Before becoming an MP, he worked on the prime minister's questions briefing team for both Margaret Thatcher and John Major. His interests include criminal justice, the economy and disability issues.
Title: Family law barrister
Career: As Liberal Democrat candidate in the Hartlepool by-election, Jody Dunn narrowly failed to win the seat, finishing 2,000 votes behind Labour's Iain Wright.
She had to abandon her thank you speech to supporters at the Hartlepool count when purple powder was thrown over her in a Fathers 4 Justice stunt. She was targeted because of her profession, as a prominent local family law barrister in Middlesbrough.
She said: "It's ironic that more than once I stuck up for the plight of fathers denied access to their children, and yet it was me who was targeted." She says she will definitely be standing for the seat again at the next election.
NIGEL FARAGE MEP
Title: UKIP leader in the European Parliament
Career: Nigel Farage believes the UK Independence Party has lost sight of its key objective, to take Britain out of the EU, amid the euphoria over recent election results.
He says the loss of millionaire supporter Paul Sykes is a blow, and that the party should not be fighting against sitting Tory and Labour MPs "who are prepared to say the right things" about Europe. He has also rebuffed Robert Kilroy-Silk's leadership ambitions, saying there is no appetite for "any kind of internecine warfare".
Previously a Conservative activist, Mr Farage left the Tories when John Major signed the Maastricht Treaty. He became a founder member of UKIP when it was set up in 1993.
Career: Matthew Parris is a columnist for the Times and used to be the paper's parliamentary sketch writer.

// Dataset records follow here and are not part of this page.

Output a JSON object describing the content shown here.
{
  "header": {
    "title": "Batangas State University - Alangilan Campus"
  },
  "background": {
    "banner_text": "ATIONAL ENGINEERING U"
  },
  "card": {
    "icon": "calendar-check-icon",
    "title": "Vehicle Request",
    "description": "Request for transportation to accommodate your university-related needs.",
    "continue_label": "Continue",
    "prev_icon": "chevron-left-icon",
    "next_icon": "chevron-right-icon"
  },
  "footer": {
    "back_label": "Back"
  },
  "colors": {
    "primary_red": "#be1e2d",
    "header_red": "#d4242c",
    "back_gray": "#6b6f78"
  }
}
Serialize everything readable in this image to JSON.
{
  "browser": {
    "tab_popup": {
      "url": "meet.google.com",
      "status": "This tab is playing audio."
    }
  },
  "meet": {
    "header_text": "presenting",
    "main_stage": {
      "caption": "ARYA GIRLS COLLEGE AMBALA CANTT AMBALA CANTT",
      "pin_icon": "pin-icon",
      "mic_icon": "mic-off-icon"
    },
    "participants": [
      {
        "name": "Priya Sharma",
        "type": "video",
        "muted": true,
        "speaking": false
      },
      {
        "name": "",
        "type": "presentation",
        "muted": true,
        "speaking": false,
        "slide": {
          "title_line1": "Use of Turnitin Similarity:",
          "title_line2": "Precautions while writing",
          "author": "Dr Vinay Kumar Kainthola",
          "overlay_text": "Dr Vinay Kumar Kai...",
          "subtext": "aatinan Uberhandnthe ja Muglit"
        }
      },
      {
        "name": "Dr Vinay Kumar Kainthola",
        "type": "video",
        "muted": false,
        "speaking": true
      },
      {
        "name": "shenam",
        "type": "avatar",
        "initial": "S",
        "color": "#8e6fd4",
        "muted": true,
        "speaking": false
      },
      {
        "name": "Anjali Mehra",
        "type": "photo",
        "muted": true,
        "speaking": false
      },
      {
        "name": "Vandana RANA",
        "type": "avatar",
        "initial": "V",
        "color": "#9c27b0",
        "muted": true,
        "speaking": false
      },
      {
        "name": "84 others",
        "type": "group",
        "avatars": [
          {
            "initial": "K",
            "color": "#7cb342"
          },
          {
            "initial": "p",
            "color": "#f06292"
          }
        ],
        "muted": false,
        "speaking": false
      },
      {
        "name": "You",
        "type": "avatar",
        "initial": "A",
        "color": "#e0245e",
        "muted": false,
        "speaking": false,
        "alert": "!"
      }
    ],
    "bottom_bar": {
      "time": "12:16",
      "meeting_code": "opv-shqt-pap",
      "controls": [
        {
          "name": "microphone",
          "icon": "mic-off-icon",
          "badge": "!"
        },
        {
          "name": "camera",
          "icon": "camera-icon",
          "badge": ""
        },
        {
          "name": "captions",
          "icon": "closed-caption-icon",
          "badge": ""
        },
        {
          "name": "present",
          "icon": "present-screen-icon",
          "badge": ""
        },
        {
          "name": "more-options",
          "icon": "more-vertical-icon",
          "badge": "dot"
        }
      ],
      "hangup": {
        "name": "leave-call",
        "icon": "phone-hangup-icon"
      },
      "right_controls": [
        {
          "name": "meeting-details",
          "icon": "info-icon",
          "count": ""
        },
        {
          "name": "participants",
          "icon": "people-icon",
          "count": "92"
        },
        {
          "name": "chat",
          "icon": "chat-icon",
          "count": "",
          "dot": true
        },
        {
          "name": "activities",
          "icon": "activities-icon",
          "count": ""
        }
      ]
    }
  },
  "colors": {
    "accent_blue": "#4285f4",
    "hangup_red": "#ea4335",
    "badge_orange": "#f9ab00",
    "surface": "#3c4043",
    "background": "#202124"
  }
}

Most of his early career was in politics. He was on the staff at Mrs Thatcher's office from 1977-79, and then MP for West Derbyshire. In 1986 he gave up his seat to present LWT's Weekend World, and is now a frequent television and radio broadcaster as well as contributor to various publications.
He has led several expeditions, including to Peru, which he wrote about in his first book, Inca-Kola, in 1990. Last year he brought out his autobiography, Chance Witness.
BBC One's Question Time is broadcast on Thursdays at 2235 GMT.